made in reducing CVD mortality in women, medical research has
historically neglected the health needs of women, apart from
reproductive concerns.”

“It’s a longstanding misconception that cancer is the leading killer
when it comes to women,” says Grines. “That’s actually second. According
to the Centers for Disease Control, Heart disease is the number one
killer of women in the U.S.”

But since 2000, the incidence of cardiovascular mortality in women has
been on a decline, at a degree of thousands of lives saved. What’s

“It’s a combination of advancements in treatment and education about
cardiovascular disease among both patients and physicians,” says Grines.
“We still have a long way to go in addressing the cardiovascular disease
rate for women, but this data is a good indication that we are starting
to do the right things, at the right time.”

Education about the differences between men and women in terms of
cardiovascular disease and its risk factors has been, and continues to
be a key effort. “For decades, women were seen as ‘smaller men’ as far
as heart disease was concerned, and needless to say, that’s incorrect,”
says Grines. “There are clear differences in how women experience
symptoms, in how the disease affects their body and in the effect risk
factors have on their disease.

As an example, Dr. Grines cited modifiable risk factors such as
depression, obesity and stress, which have very different rates of
impact on cardiovascular disease risk – and all of them are higher when
it comes to women. Patients and clinicians are learning to recognize
symptoms in women that are different, such as shortness of breath, and
pain in locations outside the chest, including arms, back, neck, jaw or
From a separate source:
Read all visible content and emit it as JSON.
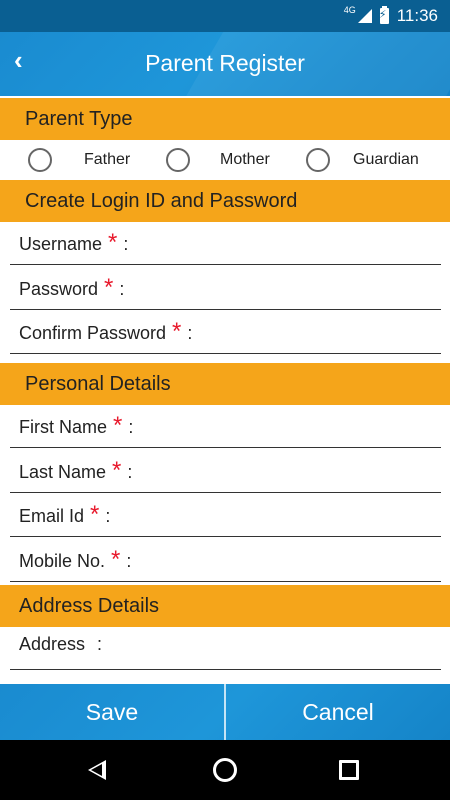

“The data in this new scientific statement is clear and compelling,”
said Grines, who is also a Professor of Medicine at the Wayne State
University School of Medicine. “We’ve known for some time that heart
disease in women was different, and now we have support for more
specific protocols for recognizing and treating it faster and better.”

“The vital connection between research and treatment can be seen clearly
in this important new statement,” said DMC Heart Hospital President
Theodore L. Schreiber, M.D. “The research by Dr. Grines and her
colleagues is a very hopeful indication for all of us that the Heart
Hospital is helping lead the way in this crucial aspect of research and
clinical treatment for women in our region and across the nation.”

The scientific statement, titled “Acute Myocardial Infarction in Women”
can be found on the American Heart Association Circulation
website at:

About the Detroit Medical Center:
Detroit Medical Center includes DMC Children’s Hospital of Michigan,
DMC Detroit Receiving Hospital, DMC Harper University Hospital, DMC
Heart Hospital, DMC Huron Valley-Sinai Hospital, DMC Hutzel Women’s
Hospital, DMC Rehabilitation Institute of Michigan, and DMC Sinai-Grace
Hospital. Detroit Medical Center is a leading regional healthcare system

with a mission of excellence in clinical care, research and medical


DMC Heart Hospital
Ken Bearden, 313-578-2771